Looking for more access to quantum computing resources? The National Sciences Foundation (NSF) recently reiterated its support for supplemental funding for access to cloud-based quantum computing resources via Amazon, IBM, and Microsoft. The latest Dear Colleague Letter (DCL) on the topic is very similar to one issued in 2020, which initiated the program. Reprinted below is a portion of the most recent NSF DCL issued earlier this month.
“The field of quantum computing has witnessed substantial progress in recent years, with the development of next-generation quantum processors in the 50- to 100-qubit range and beyond. Realizing the promise of such processors requires significant capacity-building to prepare the next generation of quantum researchers and users. In light of the quantum-computing developments in the private sector as well as the opportunity for further innovation in the academic setting, the National Science Foundation, in conjunction with Amazon Web Services (AWS), IBM, and Microsoft, is coordinating the availability of cloud-based access to quantum-computing platforms in order to advance research and build capacity in the academic setting. More information about the platforms is available at the following company websites.

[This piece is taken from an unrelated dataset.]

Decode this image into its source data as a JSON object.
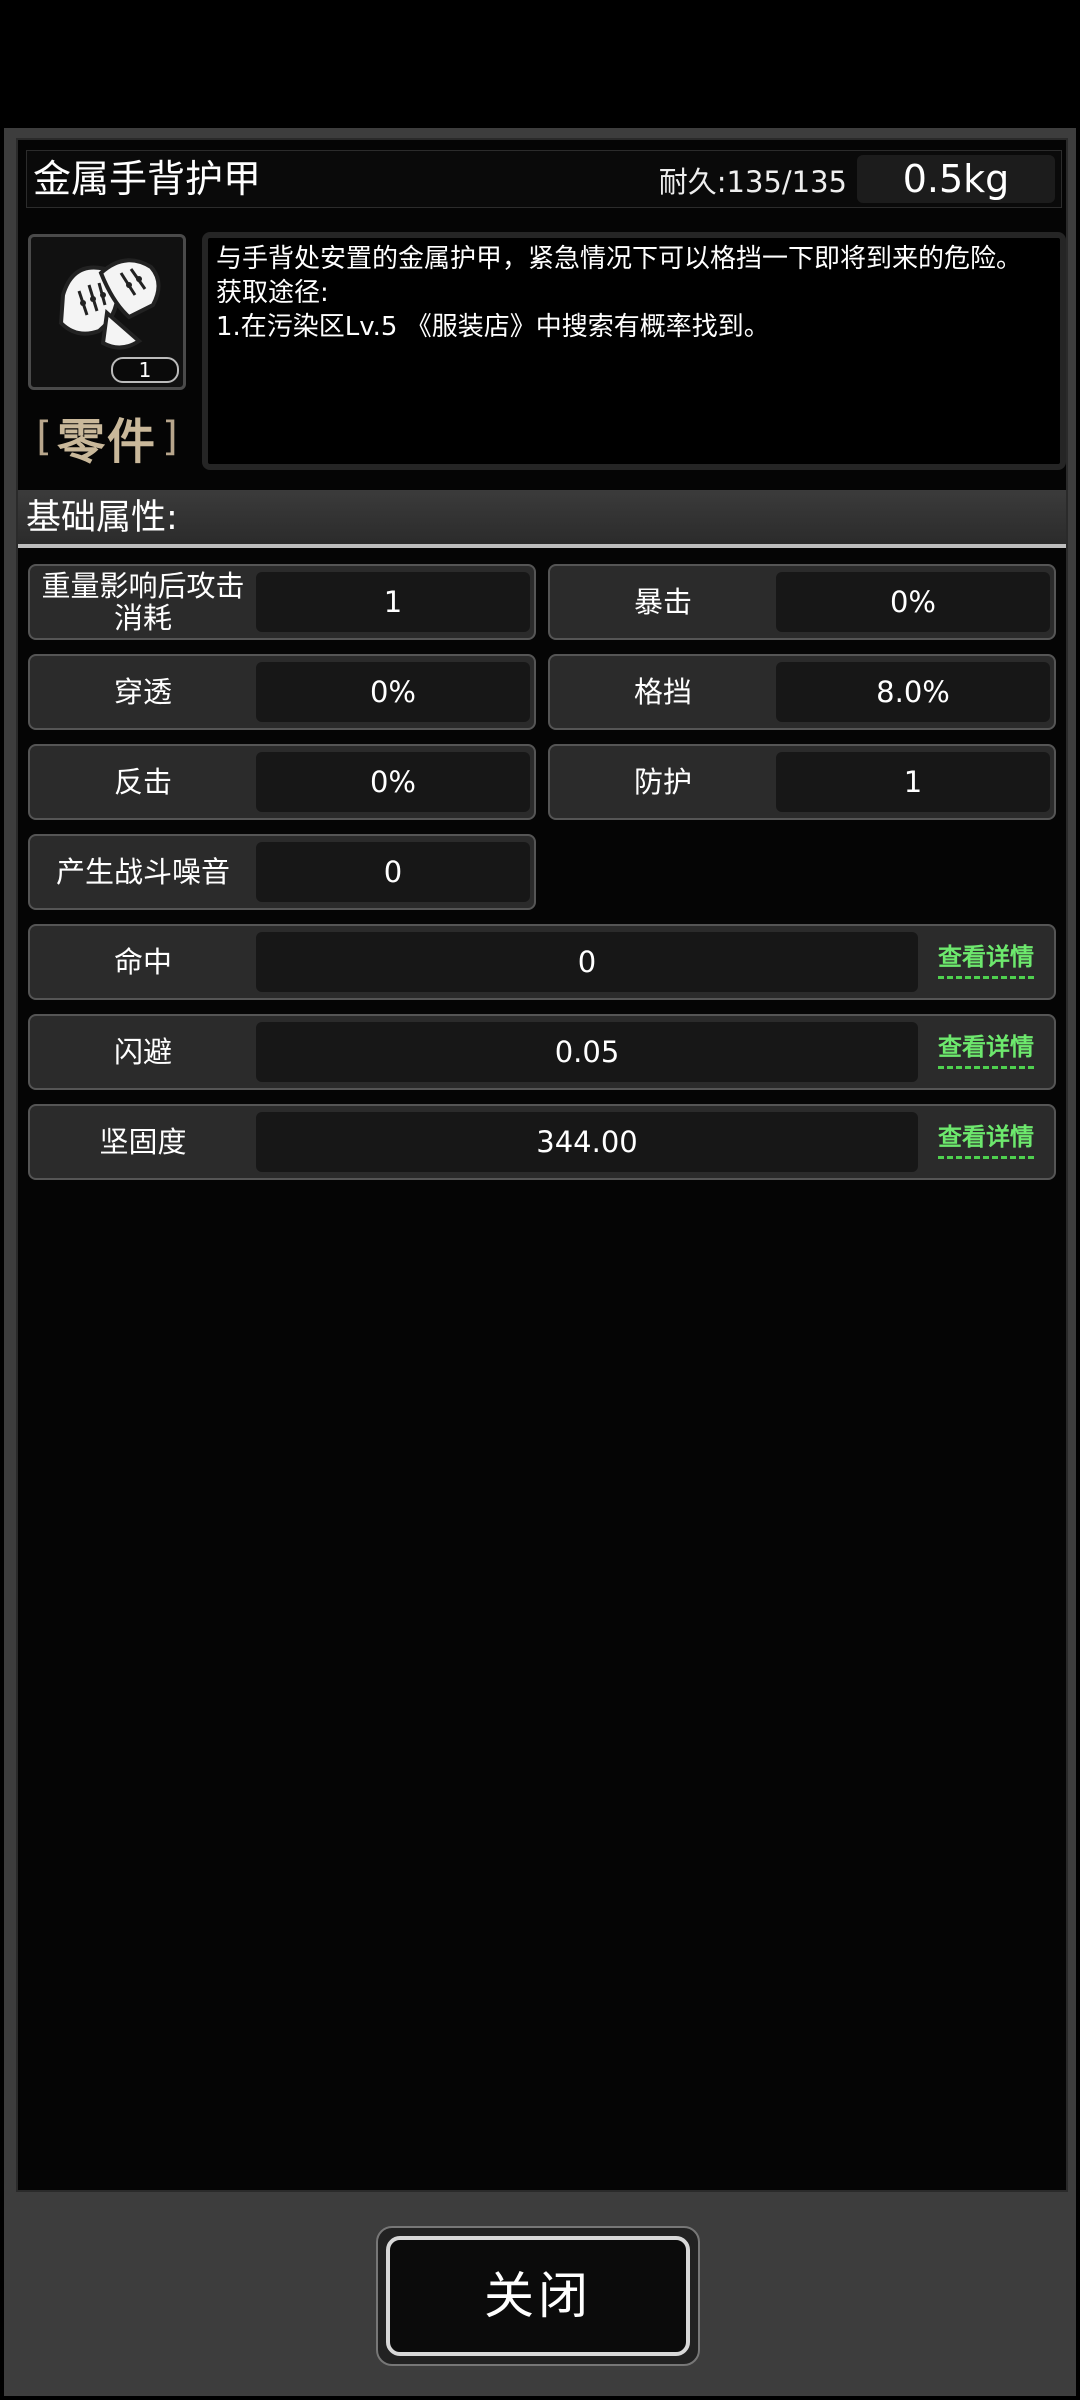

- Amazon Braket: https://aws.amazon.com/braket/
- IBM Quantum: https://www.ibm.com/quantum-computing/
- Microsoft Quantum: https://azure.microsoft.com/en-us/services/quantum/
“With this Dear Colleague Letter (DCL), NSF’s Directorate for Computer and Information Science and Engineering (CISE), the Directorate for Mathematical and Physical Sciences (MPS), the Directorate for Engineering (ENG), and the Directorate for Technology, Innovation and Partnerships (TIP) notify the research community of their intention to support supplemental funding requests for currently active NSF awards to enable use of these quantum-computing platforms. NSF’s supplemental funding will include support for graduate students as well as fees to work on these hardware and software quantum platforms.
“This DCL is part of an experimental effort to build capacity among active NSF awardees, and their graduate students, to enable innovation in quantum computing. The community of CISE, ENG, MPS, and TIP researchers who are not already leveraging such platforms are a particular focus for this DCL. Furthermore, publication and dissemination of research-relevant experiments, code, and tutorials through GitHub and other public repositories are strongly encouraged to ensure benefit for the broad academic community.
“Supplemental funding requests will be limited to research activities in the following research areas:
- Quantum algorithms and their experimental realization;
- Quantum compiler and run-time infrastructure design;
- Fault-tolerant computing and other methods to boost the performance of existing quantum-computing hardware;
- Benchmarking of architectures, systems, algorithms, and scalable error-correction techniques;
- Quantum simulations, optimizations, cryptography, and machine learning; and
- Demonstrations of feasibility for applications of quantum algorithms.
“Each PI should describe in the supplemental funding request how the work of the graduate student(s), in combination with quantum cloud platform access, will build upon and extend research activities beyond those described in the original award. Additionally, PIs should describe any prior use of such platforms, and how the requested supplemental funding will build upon that prior use.”
NSF recommends PIs use CloudBank to manage the requests for access/funding to quantum resources: “The benefits of using CloudBank include no indirect costs on cloud spend; a multi-cloud, pay-per-use billing model; automated account management; help desk support; and tools to help monitor cloud spend. PIs requesting to use CloudBank will separate their proposed quantum costs from their institutional budget and the total of both may not exceed the budget limit described in this DCL (see below).”